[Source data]
☆ ☆ ☆ ☆
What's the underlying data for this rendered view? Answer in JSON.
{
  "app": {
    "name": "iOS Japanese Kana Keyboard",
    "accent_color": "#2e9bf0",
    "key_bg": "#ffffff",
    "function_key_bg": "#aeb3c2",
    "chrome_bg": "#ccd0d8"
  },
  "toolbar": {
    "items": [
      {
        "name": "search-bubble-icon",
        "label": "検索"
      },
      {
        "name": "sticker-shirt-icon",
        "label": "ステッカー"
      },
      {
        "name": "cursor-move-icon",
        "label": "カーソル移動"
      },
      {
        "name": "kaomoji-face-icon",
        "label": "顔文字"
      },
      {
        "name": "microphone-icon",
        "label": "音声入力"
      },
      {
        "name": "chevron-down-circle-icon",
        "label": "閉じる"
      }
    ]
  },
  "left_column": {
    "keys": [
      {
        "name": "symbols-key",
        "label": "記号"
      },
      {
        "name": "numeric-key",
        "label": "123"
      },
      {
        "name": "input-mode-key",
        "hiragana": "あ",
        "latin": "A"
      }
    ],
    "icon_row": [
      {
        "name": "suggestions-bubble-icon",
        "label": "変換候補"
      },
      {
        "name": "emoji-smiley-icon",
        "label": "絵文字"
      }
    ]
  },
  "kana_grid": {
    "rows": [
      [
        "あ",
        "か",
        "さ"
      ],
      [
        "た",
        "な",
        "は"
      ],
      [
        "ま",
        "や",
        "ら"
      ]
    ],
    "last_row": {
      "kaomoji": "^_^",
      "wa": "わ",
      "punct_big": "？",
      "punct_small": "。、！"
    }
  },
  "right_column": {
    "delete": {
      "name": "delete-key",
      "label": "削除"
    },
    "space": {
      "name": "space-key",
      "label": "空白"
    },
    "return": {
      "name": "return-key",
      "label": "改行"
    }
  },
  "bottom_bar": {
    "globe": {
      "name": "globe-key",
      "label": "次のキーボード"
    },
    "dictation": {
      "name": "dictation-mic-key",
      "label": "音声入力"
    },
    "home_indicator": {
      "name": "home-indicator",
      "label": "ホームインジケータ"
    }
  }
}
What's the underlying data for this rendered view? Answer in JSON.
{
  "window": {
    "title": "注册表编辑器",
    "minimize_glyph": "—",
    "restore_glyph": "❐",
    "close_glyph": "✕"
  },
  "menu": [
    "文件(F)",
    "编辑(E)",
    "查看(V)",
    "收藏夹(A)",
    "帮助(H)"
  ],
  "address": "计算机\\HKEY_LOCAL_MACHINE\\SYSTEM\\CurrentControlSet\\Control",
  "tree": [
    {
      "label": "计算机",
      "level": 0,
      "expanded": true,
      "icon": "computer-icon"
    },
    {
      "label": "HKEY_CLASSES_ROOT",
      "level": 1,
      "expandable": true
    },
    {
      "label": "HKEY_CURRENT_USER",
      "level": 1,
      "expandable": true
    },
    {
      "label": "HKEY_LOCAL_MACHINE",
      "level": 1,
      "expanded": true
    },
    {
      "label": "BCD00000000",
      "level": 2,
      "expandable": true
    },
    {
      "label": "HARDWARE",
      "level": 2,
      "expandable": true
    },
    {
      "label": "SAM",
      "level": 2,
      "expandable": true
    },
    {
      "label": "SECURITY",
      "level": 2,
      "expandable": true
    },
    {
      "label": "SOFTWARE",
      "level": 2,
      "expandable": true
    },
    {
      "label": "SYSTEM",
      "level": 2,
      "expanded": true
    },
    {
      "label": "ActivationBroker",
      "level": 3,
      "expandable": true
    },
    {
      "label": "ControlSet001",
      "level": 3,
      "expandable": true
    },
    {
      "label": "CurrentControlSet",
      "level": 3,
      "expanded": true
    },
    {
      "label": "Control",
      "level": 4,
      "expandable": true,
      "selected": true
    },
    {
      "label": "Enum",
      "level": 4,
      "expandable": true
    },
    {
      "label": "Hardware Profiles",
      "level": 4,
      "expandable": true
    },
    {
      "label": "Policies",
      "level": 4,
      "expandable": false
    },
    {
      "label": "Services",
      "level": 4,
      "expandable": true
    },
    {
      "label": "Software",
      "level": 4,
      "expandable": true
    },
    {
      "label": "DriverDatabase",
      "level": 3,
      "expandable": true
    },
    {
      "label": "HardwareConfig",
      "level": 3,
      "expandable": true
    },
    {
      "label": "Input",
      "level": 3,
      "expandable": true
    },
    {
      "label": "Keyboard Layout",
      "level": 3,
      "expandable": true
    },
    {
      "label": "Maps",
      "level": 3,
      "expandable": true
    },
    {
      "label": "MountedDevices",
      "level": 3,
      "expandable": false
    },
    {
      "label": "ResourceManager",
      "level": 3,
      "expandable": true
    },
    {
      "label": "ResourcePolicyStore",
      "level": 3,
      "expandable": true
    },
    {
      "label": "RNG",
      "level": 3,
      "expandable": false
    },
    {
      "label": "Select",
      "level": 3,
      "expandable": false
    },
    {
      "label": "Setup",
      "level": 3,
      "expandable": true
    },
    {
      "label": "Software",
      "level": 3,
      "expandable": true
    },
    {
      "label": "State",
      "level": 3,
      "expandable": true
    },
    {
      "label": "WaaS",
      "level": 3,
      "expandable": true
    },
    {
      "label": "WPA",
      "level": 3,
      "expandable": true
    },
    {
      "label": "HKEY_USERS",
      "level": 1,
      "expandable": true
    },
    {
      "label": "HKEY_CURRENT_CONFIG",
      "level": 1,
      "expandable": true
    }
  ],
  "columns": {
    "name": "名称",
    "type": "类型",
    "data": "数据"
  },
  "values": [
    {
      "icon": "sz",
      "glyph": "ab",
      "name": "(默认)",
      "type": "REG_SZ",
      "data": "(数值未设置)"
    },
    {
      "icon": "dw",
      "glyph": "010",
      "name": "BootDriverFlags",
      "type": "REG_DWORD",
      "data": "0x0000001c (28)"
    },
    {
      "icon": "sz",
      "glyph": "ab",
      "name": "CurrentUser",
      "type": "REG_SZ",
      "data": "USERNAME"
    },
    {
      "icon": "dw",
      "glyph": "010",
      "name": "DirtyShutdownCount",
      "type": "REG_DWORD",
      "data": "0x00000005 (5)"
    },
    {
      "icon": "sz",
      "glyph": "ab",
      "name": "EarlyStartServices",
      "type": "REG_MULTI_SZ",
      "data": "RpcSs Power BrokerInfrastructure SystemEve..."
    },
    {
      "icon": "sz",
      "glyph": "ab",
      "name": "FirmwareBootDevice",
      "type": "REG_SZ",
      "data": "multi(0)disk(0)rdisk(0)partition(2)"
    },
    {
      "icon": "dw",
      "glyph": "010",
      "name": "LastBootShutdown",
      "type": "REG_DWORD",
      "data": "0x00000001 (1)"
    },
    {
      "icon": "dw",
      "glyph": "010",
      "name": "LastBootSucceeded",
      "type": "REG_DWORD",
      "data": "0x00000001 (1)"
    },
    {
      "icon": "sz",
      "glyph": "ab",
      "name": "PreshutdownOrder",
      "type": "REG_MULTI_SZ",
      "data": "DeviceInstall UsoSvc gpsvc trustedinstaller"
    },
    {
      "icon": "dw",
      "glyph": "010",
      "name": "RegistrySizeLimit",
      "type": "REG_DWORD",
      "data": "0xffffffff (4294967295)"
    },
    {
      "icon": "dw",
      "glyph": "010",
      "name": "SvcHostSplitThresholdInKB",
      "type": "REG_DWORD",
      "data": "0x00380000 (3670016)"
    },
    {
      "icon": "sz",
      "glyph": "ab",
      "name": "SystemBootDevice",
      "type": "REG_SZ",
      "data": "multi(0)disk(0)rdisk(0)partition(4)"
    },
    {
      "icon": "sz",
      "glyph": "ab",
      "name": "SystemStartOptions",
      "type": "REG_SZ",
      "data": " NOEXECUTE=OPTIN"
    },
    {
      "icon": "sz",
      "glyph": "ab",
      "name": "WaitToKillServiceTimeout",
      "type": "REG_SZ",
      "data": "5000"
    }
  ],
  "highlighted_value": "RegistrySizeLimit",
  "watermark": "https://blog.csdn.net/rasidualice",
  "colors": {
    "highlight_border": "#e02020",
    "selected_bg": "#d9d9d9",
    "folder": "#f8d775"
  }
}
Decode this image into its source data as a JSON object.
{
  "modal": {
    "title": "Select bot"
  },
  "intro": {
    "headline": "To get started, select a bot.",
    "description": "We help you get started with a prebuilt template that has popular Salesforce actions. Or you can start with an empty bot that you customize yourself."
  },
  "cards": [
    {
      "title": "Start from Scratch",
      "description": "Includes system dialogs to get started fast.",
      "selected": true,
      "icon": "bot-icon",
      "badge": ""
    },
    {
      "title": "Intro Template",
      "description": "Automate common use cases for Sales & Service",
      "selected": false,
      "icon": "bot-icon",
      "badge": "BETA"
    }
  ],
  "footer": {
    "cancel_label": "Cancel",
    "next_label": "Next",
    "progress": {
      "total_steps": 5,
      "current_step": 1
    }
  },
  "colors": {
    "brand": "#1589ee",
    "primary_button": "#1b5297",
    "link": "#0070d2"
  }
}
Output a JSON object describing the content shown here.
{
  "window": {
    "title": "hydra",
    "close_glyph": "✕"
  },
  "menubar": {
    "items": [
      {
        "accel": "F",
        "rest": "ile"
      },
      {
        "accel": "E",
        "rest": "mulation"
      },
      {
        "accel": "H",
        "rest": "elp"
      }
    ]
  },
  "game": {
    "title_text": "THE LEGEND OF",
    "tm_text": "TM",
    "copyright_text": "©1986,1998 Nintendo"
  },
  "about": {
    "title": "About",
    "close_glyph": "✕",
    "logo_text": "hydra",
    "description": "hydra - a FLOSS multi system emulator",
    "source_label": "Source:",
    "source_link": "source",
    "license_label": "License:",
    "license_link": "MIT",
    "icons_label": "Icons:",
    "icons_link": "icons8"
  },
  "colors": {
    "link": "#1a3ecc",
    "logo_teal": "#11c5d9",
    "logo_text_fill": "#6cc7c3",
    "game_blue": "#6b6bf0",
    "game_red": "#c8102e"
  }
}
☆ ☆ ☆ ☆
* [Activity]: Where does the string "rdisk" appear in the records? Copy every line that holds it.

* [Result for this exercise]:
      "data": "multi(0)disk(0)rdisk(0)partition(2)"
      "data": "multi(0)disk(0)rdisk(0)partition(4)"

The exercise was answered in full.